• [ABOUT THIS EXERCISE]:
Among the lines below, some may contain the string "content". Say how many do, and give nothing besides the number.

• [TASK INPUT]:
※ ※ ※

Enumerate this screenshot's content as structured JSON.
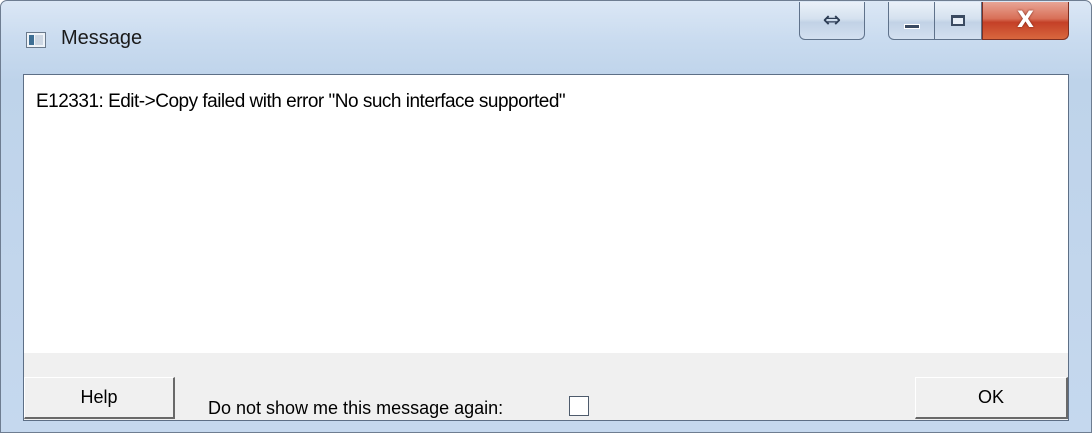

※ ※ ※

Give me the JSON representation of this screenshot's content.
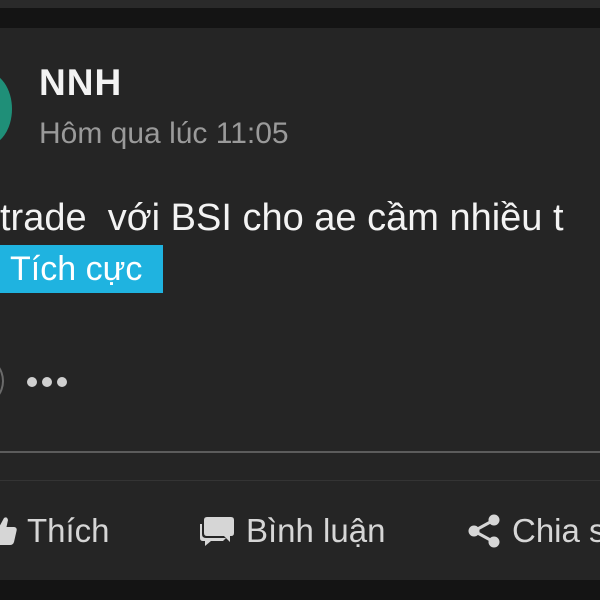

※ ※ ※

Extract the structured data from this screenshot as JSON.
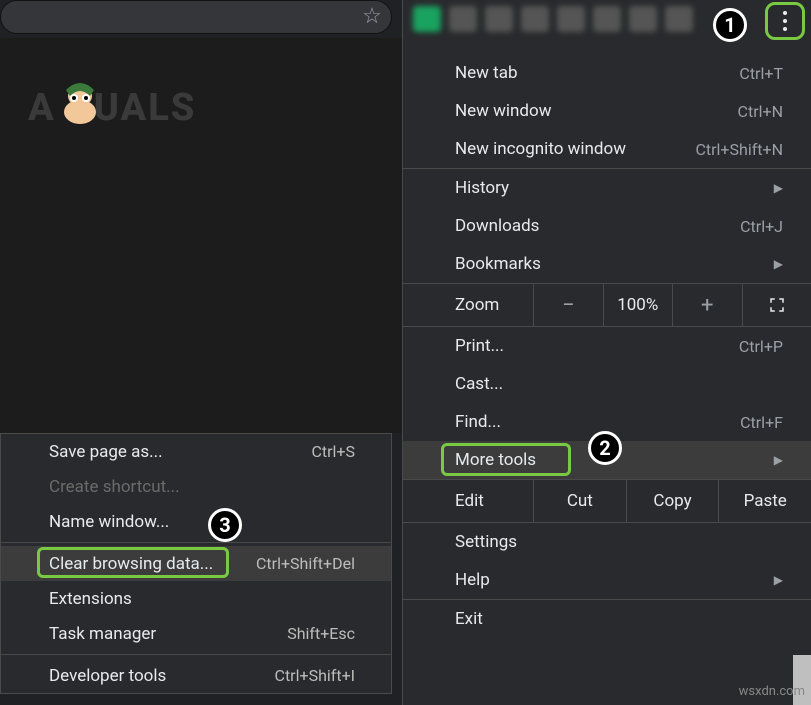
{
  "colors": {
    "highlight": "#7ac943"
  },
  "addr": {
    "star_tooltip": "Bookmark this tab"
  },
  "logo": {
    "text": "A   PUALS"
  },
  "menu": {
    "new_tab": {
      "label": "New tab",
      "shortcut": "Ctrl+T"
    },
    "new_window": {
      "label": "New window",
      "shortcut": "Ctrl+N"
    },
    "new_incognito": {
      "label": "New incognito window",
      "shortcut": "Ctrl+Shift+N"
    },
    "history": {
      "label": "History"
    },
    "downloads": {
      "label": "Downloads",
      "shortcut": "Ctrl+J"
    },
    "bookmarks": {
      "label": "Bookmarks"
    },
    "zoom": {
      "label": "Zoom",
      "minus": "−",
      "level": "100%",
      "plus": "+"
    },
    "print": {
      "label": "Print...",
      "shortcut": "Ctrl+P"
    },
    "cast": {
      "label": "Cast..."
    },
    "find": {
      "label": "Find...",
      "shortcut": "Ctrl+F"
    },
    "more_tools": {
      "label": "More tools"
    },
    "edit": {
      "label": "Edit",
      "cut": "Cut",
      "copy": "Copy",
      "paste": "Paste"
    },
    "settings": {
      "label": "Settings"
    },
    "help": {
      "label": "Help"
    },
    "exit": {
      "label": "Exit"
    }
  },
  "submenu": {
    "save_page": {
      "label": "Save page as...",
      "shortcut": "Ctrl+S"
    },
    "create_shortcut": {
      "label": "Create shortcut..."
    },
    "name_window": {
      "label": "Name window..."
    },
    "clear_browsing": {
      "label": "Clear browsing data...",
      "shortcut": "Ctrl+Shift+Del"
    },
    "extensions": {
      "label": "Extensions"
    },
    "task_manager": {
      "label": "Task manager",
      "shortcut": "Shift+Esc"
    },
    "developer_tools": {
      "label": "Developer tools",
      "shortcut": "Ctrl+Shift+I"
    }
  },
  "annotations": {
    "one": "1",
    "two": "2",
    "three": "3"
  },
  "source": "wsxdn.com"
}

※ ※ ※

• [RESPONSE]:
2